- _Input data_:
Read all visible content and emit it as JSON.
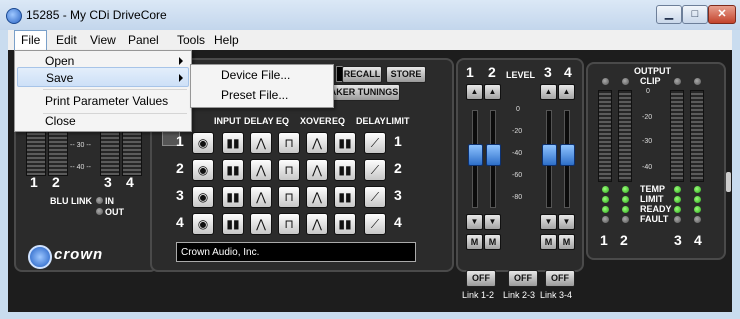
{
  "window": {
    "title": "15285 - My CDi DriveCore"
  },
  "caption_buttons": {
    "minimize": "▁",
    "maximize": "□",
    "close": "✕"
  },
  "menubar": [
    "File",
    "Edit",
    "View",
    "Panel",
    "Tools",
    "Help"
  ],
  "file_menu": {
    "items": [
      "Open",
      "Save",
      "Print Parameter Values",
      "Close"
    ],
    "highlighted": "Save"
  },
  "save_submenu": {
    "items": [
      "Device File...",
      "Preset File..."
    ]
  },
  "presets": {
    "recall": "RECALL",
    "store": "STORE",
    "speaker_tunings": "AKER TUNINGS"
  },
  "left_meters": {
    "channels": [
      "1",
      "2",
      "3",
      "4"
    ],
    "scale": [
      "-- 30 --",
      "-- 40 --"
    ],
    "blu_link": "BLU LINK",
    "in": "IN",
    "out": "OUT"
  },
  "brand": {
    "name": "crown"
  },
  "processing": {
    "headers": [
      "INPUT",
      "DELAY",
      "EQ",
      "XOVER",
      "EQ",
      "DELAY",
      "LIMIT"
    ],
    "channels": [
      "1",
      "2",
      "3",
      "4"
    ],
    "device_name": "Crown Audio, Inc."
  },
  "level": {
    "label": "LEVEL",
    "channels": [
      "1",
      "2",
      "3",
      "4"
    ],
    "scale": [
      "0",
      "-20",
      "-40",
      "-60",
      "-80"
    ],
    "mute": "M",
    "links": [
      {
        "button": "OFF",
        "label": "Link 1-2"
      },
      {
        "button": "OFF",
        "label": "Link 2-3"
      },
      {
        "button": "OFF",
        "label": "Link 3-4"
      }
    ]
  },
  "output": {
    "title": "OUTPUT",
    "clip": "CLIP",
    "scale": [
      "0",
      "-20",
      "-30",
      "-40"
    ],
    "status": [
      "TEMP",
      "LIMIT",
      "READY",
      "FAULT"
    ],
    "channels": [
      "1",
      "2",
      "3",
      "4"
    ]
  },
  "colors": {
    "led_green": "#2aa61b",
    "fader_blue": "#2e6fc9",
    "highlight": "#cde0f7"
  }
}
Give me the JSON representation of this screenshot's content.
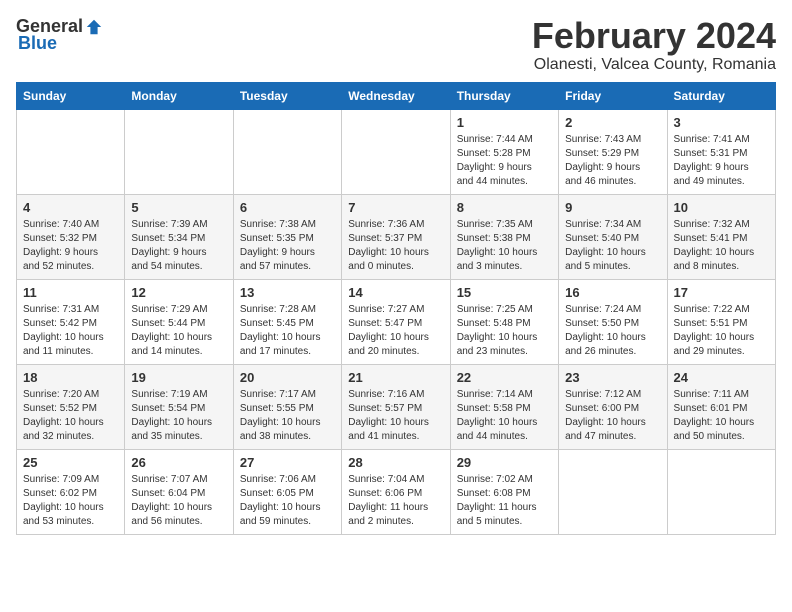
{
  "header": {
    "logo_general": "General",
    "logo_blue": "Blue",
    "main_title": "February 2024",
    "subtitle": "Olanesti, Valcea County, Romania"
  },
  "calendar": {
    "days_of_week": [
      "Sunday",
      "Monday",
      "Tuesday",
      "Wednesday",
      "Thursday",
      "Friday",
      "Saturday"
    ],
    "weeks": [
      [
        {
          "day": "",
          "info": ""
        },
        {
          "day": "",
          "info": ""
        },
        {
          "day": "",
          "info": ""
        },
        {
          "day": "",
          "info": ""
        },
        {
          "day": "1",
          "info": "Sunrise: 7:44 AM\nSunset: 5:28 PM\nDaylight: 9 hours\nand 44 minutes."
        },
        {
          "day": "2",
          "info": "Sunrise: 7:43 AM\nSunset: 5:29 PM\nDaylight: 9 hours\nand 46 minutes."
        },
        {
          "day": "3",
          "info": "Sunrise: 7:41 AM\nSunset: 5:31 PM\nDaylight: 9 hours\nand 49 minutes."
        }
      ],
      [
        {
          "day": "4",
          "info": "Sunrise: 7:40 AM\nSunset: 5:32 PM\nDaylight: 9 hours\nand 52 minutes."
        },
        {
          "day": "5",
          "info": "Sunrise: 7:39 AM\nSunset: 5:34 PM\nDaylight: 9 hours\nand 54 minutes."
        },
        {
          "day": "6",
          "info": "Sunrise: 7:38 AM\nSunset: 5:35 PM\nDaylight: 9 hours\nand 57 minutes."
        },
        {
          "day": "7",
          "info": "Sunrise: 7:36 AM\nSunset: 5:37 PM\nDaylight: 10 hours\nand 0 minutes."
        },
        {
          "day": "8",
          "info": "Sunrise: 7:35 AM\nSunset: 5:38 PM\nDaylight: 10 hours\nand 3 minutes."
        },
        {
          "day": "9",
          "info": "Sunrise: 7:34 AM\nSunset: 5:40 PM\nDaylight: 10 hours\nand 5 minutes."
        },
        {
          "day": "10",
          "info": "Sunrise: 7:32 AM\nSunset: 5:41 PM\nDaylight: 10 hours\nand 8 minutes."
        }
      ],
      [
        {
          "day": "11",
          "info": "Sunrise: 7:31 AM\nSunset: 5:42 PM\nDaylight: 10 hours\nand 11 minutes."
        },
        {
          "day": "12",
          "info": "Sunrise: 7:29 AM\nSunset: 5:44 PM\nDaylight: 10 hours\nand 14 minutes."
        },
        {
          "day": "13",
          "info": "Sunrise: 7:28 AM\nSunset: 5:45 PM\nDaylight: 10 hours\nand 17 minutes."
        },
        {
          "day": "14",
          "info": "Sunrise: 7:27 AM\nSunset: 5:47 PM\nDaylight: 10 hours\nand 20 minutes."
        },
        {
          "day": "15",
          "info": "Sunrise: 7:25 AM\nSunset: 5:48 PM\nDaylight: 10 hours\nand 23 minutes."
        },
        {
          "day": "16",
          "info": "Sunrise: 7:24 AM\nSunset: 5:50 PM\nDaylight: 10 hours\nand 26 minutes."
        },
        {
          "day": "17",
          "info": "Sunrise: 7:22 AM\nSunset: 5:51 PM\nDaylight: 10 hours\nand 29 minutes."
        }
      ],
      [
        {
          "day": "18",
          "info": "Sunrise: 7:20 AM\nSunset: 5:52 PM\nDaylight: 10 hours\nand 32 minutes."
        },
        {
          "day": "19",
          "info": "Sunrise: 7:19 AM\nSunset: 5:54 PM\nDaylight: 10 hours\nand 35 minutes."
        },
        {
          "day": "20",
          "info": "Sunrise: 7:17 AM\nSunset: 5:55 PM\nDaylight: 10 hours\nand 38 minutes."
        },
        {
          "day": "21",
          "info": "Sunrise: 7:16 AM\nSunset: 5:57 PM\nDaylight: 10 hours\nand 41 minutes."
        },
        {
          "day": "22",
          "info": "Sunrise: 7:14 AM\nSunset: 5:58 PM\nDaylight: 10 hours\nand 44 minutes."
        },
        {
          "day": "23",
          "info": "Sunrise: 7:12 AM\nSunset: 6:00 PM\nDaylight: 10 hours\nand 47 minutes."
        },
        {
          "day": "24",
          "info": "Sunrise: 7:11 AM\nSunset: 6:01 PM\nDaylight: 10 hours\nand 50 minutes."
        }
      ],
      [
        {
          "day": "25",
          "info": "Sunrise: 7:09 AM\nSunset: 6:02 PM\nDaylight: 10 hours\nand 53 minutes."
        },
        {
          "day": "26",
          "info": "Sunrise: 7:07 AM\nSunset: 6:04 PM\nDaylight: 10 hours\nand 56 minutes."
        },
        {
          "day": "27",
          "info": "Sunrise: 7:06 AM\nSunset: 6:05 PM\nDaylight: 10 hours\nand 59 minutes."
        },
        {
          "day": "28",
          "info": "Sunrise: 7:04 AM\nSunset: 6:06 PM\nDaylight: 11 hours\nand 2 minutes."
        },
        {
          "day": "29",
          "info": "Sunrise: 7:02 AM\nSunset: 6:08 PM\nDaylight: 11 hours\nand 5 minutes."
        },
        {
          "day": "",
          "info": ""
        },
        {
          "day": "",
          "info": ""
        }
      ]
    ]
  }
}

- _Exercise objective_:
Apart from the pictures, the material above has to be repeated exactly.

- _Result of the task_:
Read all visible content and emit it as JSON.
{
  "window": {
    "title": "15285 - My CDi DriveCore"
  },
  "caption_buttons": {
    "minimize": "▁",
    "maximize": "□",
    "close": "✕"
  },
  "menubar": [
    "File",
    "Edit",
    "View",
    "Panel",
    "Tools",
    "Help"
  ],
  "file_menu": {
    "items": [
      "Open",
      "Save",
      "Print Parameter Values",
      "Close"
    ],
    "highlighted": "Save"
  },
  "save_submenu": {
    "items": [
      "Device File...",
      "Preset File..."
    ]
  },
  "presets": {
    "recall": "RECALL",
    "store": "STORE",
    "speaker_tunings": "AKER TUNINGS"
  },
  "left_meters": {
    "channels": [
      "1",
      "2",
      "3",
      "4"
    ],
    "scale": [
      "-- 30 --",
      "-- 40 --"
    ],
    "blu_link": "BLU LINK",
    "in": "IN",
    "out": "OUT"
  },
  "brand": {
    "name": "crown"
  },
  "processing": {
    "headers": [
      "INPUT",
      "DELAY",
      "EQ",
      "XOVER",
      "EQ",
      "DELAY",
      "LIMIT"
    ],
    "channels": [
      "1",
      "2",
      "3",
      "4"
    ],
    "device_name": "Crown Audio, Inc."
  },
  "level": {
    "label": "LEVEL",
    "channels": [
      "1",
      "2",
      "3",
      "4"
    ],
    "scale": [
      "0",
      "-20",
      "-40",
      "-60",
      "-80"
    ],
    "mute": "M",
    "links": [
      {
        "button": "OFF",
        "label": "Link 1-2"
      },
      {
        "button": "OFF",
        "label": "Link 2-3"
      },
      {
        "button": "OFF",
        "label": "Link 3-4"
      }
    ]
  },
  "output": {
    "title": "OUTPUT",
    "clip": "CLIP",
    "scale": [
      "0",
      "-20",
      "-30",
      "-40"
    ],
    "status": [
      "TEMP",
      "LIMIT",
      "READY",
      "FAULT"
    ],
    "channels": [
      "1",
      "2",
      "3",
      "4"
    ]
  },
  "colors": {
    "led_green": "#2aa61b",
    "fader_blue": "#2e6fc9",
    "highlight": "#cde0f7"
  }
}
Give me the JSON representation of this screenshot's content.
{
  "header": {
    "logo_general": "General",
    "logo_blue": "Blue",
    "main_title": "February 2024",
    "subtitle": "Olanesti, Valcea County, Romania"
  },
  "calendar": {
    "days_of_week": [
      "Sunday",
      "Monday",
      "Tuesday",
      "Wednesday",
      "Thursday",
      "Friday",
      "Saturday"
    ],
    "weeks": [
      [
        {
          "day": "",
          "info": ""
        },
        {
          "day": "",
          "info": ""
        },
        {
          "day": "",
          "info": ""
        },
        {
          "day": "",
          "info": ""
        },
        {
          "day": "1",
          "info": "Sunrise: 7:44 AM\nSunset: 5:28 PM\nDaylight: 9 hours\nand 44 minutes."
        },
        {
          "day": "2",
          "info": "Sunrise: 7:43 AM\nSunset: 5:29 PM\nDaylight: 9 hours\nand 46 minutes."
        },
        {
          "day": "3",
          "info": "Sunrise: 7:41 AM\nSunset: 5:31 PM\nDaylight: 9 hours\nand 49 minutes."
        }
      ],
      [
        {
          "day": "4",
          "info": "Sunrise: 7:40 AM\nSunset: 5:32 PM\nDaylight: 9 hours\nand 52 minutes."
        },
        {
          "day": "5",
          "info": "Sunrise: 7:39 AM\nSunset: 5:34 PM\nDaylight: 9 hours\nand 54 minutes."
        },
        {
          "day": "6",
          "info": "Sunrise: 7:38 AM\nSunset: 5:35 PM\nDaylight: 9 hours\nand 57 minutes."
        },
        {
          "day": "7",
          "info": "Sunrise: 7:36 AM\nSunset: 5:37 PM\nDaylight: 10 hours\nand 0 minutes."
        },
        {
          "day": "8",
          "info": "Sunrise: 7:35 AM\nSunset: 5:38 PM\nDaylight: 10 hours\nand 3 minutes."
        },
        {
          "day": "9",
          "info": "Sunrise: 7:34 AM\nSunset: 5:40 PM\nDaylight: 10 hours\nand 5 minutes."
        },
        {
          "day": "10",
          "info": "Sunrise: 7:32 AM\nSunset: 5:41 PM\nDaylight: 10 hours\nand 8 minutes."
        }
      ],
      [
        {
          "day": "11",
          "info": "Sunrise: 7:31 AM\nSunset: 5:42 PM\nDaylight: 10 hours\nand 11 minutes."
        },
        {
          "day": "12",
          "info": "Sunrise: 7:29 AM\nSunset: 5:44 PM\nDaylight: 10 hours\nand 14 minutes."
        },
        {
          "day": "13",
          "info": "Sunrise: 7:28 AM\nSunset: 5:45 PM\nDaylight: 10 hours\nand 17 minutes."
        },
        {
          "day": "14",
          "info": "Sunrise: 7:27 AM\nSunset: 5:47 PM\nDaylight: 10 hours\nand 20 minutes."
        },
        {
          "day": "15",
          "info": "Sunrise: 7:25 AM\nSunset: 5:48 PM\nDaylight: 10 hours\nand 23 minutes."
        },
        {
          "day": "16",
          "info": "Sunrise: 7:24 AM\nSunset: 5:50 PM\nDaylight: 10 hours\nand 26 minutes."
        },
        {
          "day": "17",
          "info": "Sunrise: 7:22 AM\nSunset: 5:51 PM\nDaylight: 10 hours\nand 29 minutes."
        }
      ],
      [
        {
          "day": "18",
          "info": "Sunrise: 7:20 AM\nSunset: 5:52 PM\nDaylight: 10 hours\nand 32 minutes."
        },
        {
          "day": "19",
          "info": "Sunrise: 7:19 AM\nSunset: 5:54 PM\nDaylight: 10 hours\nand 35 minutes."
        },
        {
          "day": "20",
          "info": "Sunrise: 7:17 AM\nSunset: 5:55 PM\nDaylight: 10 hours\nand 38 minutes."
        },
        {
          "day": "21",
          "info": "Sunrise: 7:16 AM\nSunset: 5:57 PM\nDaylight: 10 hours\nand 41 minutes."
        },
        {
          "day": "22",
          "info": "Sunrise: 7:14 AM\nSunset: 5:58 PM\nDaylight: 10 hours\nand 44 minutes."
        },
        {
          "day": "23",
          "info": "Sunrise: 7:12 AM\nSunset: 6:00 PM\nDaylight: 10 hours\nand 47 minutes."
        },
        {
          "day": "24",
          "info": "Sunrise: 7:11 AM\nSunset: 6:01 PM\nDaylight: 10 hours\nand 50 minutes."
        }
      ],
      [
        {
          "day": "25",
          "info": "Sunrise: 7:09 AM\nSunset: 6:02 PM\nDaylight: 10 hours\nand 53 minutes."
        },
        {
          "day": "26",
          "info": "Sunrise: 7:07 AM\nSunset: 6:04 PM\nDaylight: 10 hours\nand 56 minutes."
        },
        {
          "day": "27",
          "info": "Sunrise: 7:06 AM\nSunset: 6:05 PM\nDaylight: 10 hours\nand 59 minutes."
        },
        {
          "day": "28",
          "info": "Sunrise: 7:04 AM\nSunset: 6:06 PM\nDaylight: 11 hours\nand 2 minutes."
        },
        {
          "day": "29",
          "info": "Sunrise: 7:02 AM\nSunset: 6:08 PM\nDaylight: 11 hours\nand 5 minutes."
        },
        {
          "day": "",
          "info": ""
        },
        {
          "day": "",
          "info": ""
        }
      ]
    ]
  }
}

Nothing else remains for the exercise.